The other day a friend pounded on my kitchen window, calling out: "Put down the beads!" Which was probably one of the few times that day that I was not actually beading.
This past week was quite trying. Spouse was out of town for part of it. Daughter was sick. I was super anxious about job-stuff and then just stuff in general. Because once you are anxious, you can be anxious about absolutely anything.
I have been doing a better than average job of checking my email (although I realize the bar is set pretty low for my previous average-- which could involve 3,000+ unread emails).
This greater attention to communication does have its downsides, though.

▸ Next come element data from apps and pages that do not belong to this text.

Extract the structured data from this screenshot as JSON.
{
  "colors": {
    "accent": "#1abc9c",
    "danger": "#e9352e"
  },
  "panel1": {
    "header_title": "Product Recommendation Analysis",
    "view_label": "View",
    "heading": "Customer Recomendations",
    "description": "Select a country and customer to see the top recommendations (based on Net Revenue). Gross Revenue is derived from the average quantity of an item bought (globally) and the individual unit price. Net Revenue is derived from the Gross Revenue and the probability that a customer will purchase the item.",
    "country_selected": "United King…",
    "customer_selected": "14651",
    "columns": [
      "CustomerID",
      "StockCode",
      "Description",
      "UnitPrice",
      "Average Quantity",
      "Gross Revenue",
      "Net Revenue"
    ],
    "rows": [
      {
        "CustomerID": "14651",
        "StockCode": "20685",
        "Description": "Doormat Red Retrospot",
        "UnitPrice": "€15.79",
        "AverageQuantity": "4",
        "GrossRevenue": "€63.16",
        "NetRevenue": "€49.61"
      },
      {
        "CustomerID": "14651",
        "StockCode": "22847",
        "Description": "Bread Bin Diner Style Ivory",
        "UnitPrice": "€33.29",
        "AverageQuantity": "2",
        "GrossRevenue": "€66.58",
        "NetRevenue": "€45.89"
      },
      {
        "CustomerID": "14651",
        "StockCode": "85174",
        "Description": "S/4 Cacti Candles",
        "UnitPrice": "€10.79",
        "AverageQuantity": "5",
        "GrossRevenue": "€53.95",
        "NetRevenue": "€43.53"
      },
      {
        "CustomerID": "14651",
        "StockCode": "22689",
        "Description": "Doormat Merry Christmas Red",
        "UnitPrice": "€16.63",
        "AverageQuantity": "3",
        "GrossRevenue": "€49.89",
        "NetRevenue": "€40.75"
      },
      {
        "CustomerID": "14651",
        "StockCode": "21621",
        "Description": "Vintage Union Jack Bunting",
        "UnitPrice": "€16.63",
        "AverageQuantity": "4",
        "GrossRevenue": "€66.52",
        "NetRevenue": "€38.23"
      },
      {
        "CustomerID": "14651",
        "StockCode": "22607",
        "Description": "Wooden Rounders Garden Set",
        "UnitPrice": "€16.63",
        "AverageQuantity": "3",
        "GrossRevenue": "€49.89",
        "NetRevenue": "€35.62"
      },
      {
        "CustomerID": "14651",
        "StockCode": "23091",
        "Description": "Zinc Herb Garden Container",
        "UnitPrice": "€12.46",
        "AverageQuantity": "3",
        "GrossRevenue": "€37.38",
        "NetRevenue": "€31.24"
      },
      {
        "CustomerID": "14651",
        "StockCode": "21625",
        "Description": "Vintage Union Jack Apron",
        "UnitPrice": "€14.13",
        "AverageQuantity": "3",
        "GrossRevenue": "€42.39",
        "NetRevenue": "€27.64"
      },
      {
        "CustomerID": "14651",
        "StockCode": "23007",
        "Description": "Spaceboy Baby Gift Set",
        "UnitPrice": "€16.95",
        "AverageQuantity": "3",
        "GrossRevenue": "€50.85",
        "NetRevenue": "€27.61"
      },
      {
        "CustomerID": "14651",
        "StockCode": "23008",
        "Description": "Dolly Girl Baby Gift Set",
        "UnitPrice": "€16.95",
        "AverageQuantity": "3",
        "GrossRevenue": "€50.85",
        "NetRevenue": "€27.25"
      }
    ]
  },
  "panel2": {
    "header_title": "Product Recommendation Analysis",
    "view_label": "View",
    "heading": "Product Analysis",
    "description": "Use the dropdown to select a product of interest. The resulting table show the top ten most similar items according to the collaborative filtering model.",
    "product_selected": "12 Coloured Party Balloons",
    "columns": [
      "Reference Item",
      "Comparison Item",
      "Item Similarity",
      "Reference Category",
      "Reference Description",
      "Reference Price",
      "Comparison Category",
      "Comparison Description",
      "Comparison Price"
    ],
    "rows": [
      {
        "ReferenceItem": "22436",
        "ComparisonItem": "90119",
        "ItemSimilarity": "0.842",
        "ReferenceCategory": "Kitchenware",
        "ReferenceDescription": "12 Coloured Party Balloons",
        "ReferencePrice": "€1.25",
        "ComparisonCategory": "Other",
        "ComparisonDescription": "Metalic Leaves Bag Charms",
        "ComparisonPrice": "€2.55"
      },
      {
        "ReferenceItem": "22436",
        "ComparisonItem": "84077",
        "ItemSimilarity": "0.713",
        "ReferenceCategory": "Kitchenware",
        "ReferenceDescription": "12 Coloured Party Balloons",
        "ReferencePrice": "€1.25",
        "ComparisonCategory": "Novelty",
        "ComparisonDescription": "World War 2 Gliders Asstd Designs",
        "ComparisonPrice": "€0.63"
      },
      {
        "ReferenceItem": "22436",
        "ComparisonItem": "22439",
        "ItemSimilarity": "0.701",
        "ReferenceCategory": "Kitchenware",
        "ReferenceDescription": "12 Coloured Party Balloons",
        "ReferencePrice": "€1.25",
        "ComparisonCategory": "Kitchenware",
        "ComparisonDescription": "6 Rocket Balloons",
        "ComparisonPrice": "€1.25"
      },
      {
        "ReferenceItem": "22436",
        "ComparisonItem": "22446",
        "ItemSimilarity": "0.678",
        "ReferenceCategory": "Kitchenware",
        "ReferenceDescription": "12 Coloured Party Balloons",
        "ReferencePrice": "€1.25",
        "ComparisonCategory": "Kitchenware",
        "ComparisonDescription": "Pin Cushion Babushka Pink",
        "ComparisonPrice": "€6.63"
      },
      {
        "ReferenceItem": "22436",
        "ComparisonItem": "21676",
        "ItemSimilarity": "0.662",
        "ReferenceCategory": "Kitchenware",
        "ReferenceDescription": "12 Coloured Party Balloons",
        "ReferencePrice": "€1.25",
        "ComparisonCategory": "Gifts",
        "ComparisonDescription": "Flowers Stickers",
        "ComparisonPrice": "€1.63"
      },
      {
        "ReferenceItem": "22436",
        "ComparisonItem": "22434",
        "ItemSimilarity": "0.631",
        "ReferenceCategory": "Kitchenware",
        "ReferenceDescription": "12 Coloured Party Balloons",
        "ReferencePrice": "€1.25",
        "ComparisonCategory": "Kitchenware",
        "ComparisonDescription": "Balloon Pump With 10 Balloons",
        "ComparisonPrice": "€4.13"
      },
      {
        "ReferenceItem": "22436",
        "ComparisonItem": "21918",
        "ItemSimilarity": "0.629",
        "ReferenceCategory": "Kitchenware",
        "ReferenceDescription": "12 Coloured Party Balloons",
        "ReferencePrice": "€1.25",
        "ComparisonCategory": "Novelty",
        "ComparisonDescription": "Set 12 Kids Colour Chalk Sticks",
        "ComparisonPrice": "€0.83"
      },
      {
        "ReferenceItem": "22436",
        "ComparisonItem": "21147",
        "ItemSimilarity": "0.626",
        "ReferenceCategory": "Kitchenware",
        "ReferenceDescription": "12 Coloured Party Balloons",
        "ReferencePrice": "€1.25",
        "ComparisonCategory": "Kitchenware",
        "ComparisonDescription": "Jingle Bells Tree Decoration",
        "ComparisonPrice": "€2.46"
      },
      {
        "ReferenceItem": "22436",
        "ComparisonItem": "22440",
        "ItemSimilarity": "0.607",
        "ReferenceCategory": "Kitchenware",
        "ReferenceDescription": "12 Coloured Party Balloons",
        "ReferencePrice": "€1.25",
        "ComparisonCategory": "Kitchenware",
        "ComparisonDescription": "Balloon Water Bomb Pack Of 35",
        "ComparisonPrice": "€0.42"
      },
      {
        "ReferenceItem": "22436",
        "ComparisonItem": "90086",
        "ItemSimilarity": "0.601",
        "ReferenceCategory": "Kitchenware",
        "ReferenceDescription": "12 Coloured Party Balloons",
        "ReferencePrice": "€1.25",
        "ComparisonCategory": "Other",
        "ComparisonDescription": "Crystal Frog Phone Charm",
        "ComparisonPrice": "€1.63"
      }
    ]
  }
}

For the very reasons that I feared it in the first place.
When I am not doing so well (one way or the other) or even when things are going along just fine-- I have no idea what might be a trigger for me. And I don't' want to look at the messages coming my direction in case any of them induce some wildly inconvenient mood reaction.
Here's what it felt like this past week:
I would keep myself busy and mindless with beading projects to avoid panic.
Then, when I eventually felt normal enough to resume real life activities, I would check my email and something there would cause another anxiety spiral.
Now, let me be clear: I am placing no kind of blame at all on the people sending messages that wig me out. Often the things that cause the most anxiety are not even directed at me, specifically. And even I don't know what is going to cause me conniptions. And sometimes I need to know things even if they are super stressful to me. I just need to figure out how to manage them. (This sentence has too many pronouns in it.)
I slept very little in the early part of the week. Now I am swinging in the other direction and feel like I could sleep all day, all night, and then some.
Daughter is still sick. Sons are feeling sick. I am 'super tirade' as I accidentally texted to Spouse.
I met with my boss and even though she had no more information than I already had, I was able to get my anxiety better under control after talking to her.
One good point she made is that every year there is uncertainty over what/where I will be teaching. (And admittedly it does cause me a certain amount of trepidation, but nothing like this recent bout) The only added stress is knowing that this year there will be staffing cuts.
When I write this down, it doesn't sound as reassuring as it felt. Maybe just the message of being able to successfully deal with ambiguity without imploding.
I think the biggest worry for me was that if I were no longer employed where I am, I could not see myself doing anything else. And that scared me. My head was so focused on the world of Adult Basic Education and ESL that I was completely confounded by the idea of doing anything else.
Once I was able to imagine myself in other work situations (no matter how unlikely that might seem to anyone else) I felt less panicked.
P.S. I needed to have my blood pressure checked by doctor. Who very politely told me that he would like to see my body mass index closer to the healthy range. Because even the loss of three pounds had been shown to have a positive impact on blood pressure. And will help avoid getting diabetes. Which would be a bonus. And I am not being sarcastic when I say he handled this conversation politely. I was impressed.
Much better than the midwife who greeted me by saying, "Well, you know your old. And you're fat." when I showed up for my first prenatal.
Grateful Crap: blood pressure in normal range after spiking earlier in the week
blog (I am trying to get back to daily, honest)
talked to friends
Quaker, teacher, parent,